Noel, just like a drinking buddy at the pub, you can catch him at the stadium, in a hoodie and jeans, watching Milan-PSG, greeting the Rossoneri fans with a “hello, I’m Rod Stewart,” and then, change scene, in the role of a musician and singer-songwriter with a denim jacket on the stage of the Milan Forum, alongside his seasoned High Flying Birds, breaking the hearts of thousands of fans with “Don’t Look Back in Anger,” a mid-’90s song that has become over time a sort of planetary anthem playing with eternity. It was Oasis’ first single in which Noel replaced his brother Liam as the lead vocalist, another lifelong friend for rock lovers, but more caustic and hot-headed. The fairy tale of seeing them together is always necessary to make us believe that we haven’t become adults in some way. But in the meantime, the two continue to quarrel from a distance: “Liam, without Oasis, doesn’t exist,” he announced just before coming to Italy.
Noel kicks off with tracks from “Council Skies,” his latest solo project released this summer, although it’s not exactly “solo.” It is, in fact, the most collaborative and “live in studio” work of his career, one of the best post-Oasis albums, where the High Flying Birds truly take on the role of a band, and there’s a crafted sound that enhances the writing. Lyrics that talk about dreams and rebirths, which is why he is surrounded by many different colorful flowers on stage. There’s also a life-size cardboard cutout of Guardiola: the manager of Manchester City, whom Noel is a big fan of, observing everything.
The new album

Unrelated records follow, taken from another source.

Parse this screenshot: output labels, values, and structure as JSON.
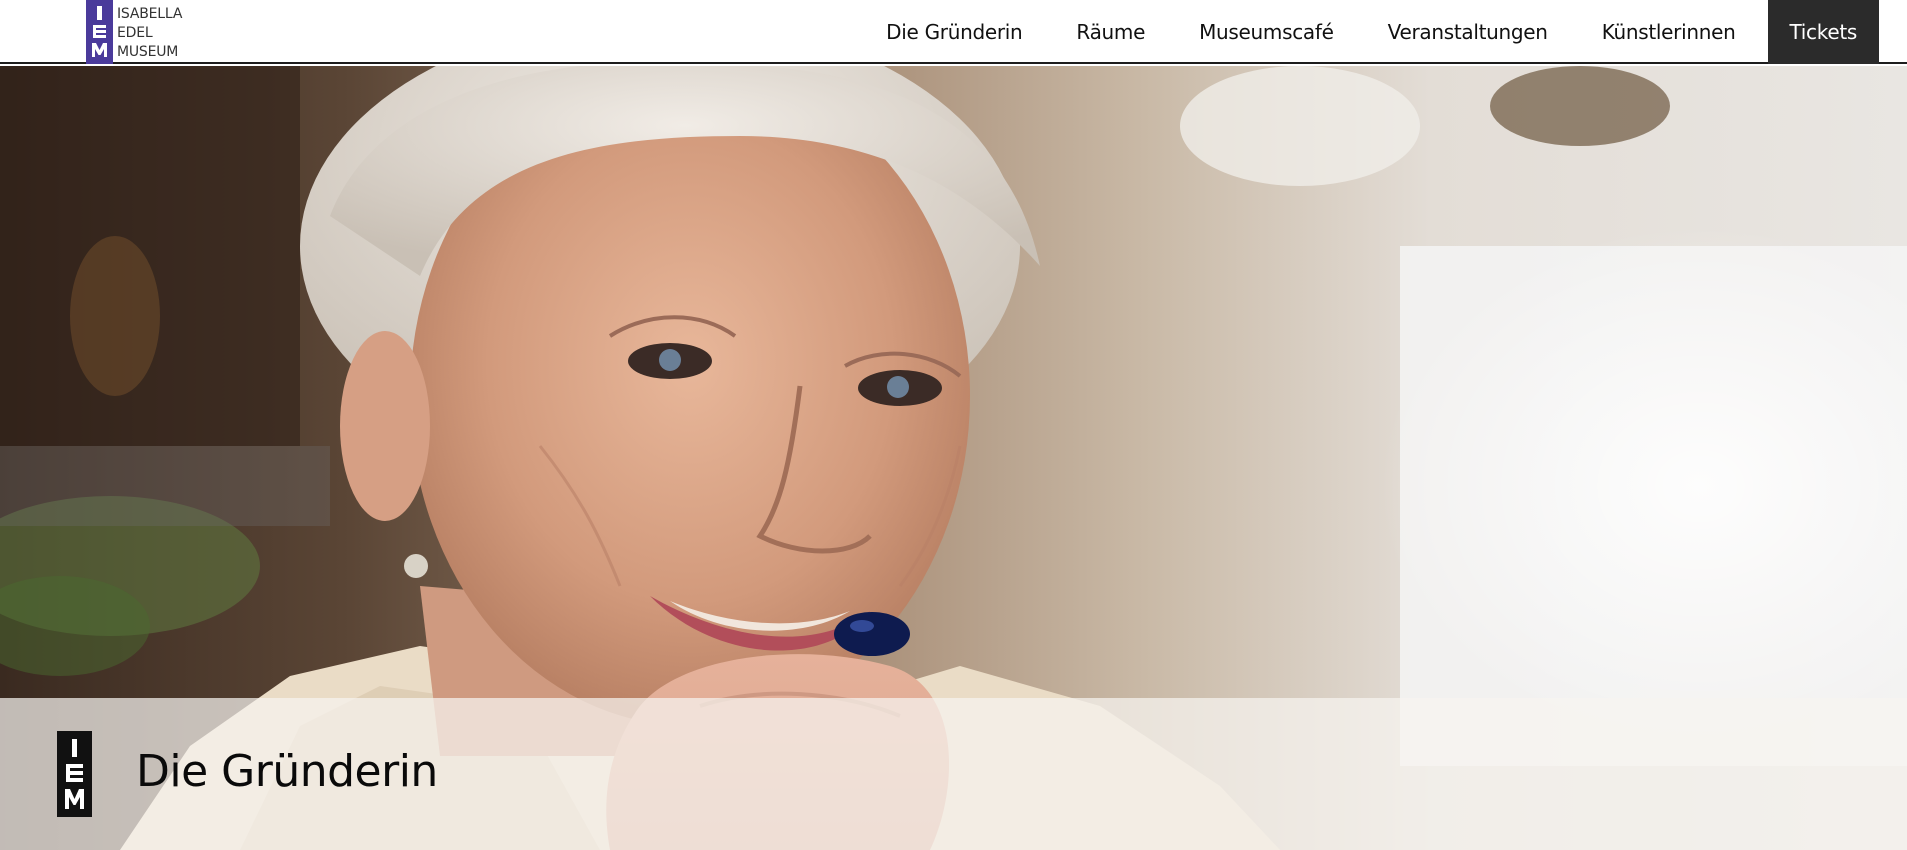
{
  "logo": {
    "lines": [
      "ISABELLA",
      "EDEL",
      "MUSEUM"
    ],
    "brand_color": "#4a3a9b"
  },
  "nav": {
    "items": [
      "Die Gründerin",
      "Räume",
      "Museumscafé",
      "Veranstaltungen",
      "Künstlerinnen"
    ],
    "tickets_label": "Tickets",
    "tickets_bg": "#2b2b2b"
  },
  "hero": {
    "image": "portrait-photo-smiling-elderly-woman"
  },
  "page": {
    "title": "Die Gründerin",
    "title_icon": "iem-logo-icon"
  }
}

Noel has set aside the unique arrangements of “Who Built the Moon” from 2017 and returned to what he has always done best: classic songs with a ’90s retro flavor that come alive on stage. “Pretty Boy,” with that Cure-like taste (remixed by Robert Smith), “Council Skies,” telling the story of a shooting star to capture for toasting to better days, “Open the Door, See What You Find,” “We’re Gonna Get There in the End,” and “Easy Now” emerge with a calm strength in the first part of the concert. All the songs from the new album were written during lockdown. But “Council Skies” is not a “lockdown album”: the songs exude an intimate and melancholic yet never faded atmosphere, and many pieces, especially “Easy Now,” have liberating choruses. With “You Know We Can’t Go Back” and “In the Heat of the Moment,” we’re back to 2015’s “Chasing Yesterday,” while with “If I Had a Gun,” we travel back to 2011, although the song was written a few years earlier during the Oasis tour to promote the album “Dig Out Your Soul.” Among the most significant and emotional tracks in this first part is “Dead in the Water,” performed with just a guitar and voice: a piece reminiscent of Oasis, the only one from “Who Built the Moon.”
Oasis and Inter
It’s a temporal roller coaster that leads to the second part of the live performance, undoubtedly the most anticipated, even if shorter, where we dive into the Oasis repertoire. Seven songs, experienced and sung as collective rituals between the present and the past, with “The Masterplan” and “Little by Little” greeted with cheers. All leading to the musical miracle finale of “Don’t Look Back in Anger,” dedicated “to all Inter fans” (and here Noel gets some boos, the Gallagher brothers like to play with the football loyalties of fans) and then sung so loudly by the audience that it almost covers the voice of the Manchester artist. Before this fireworks display, there’s also time for a cover of Bob Dylan’s “Quinn the Eskimo (The Mighty Quinn),” released in the second half of the ’60s, telling the story of Quinn the Eskimo’s arrival in town, able to turn suffering into joy and peace. With these last beautiful pieces, Noel brings out words that have become over time stadium chants, the ones you need when the wounds don’t seem to heal. They are just like the consoling and vivid words, never paternal, of a friend who is always there. Despite the passing of time, he’s always there for us.
Article by Claudio Cabona (credits to Rockol.it)
Pictures by Mathias Marchioni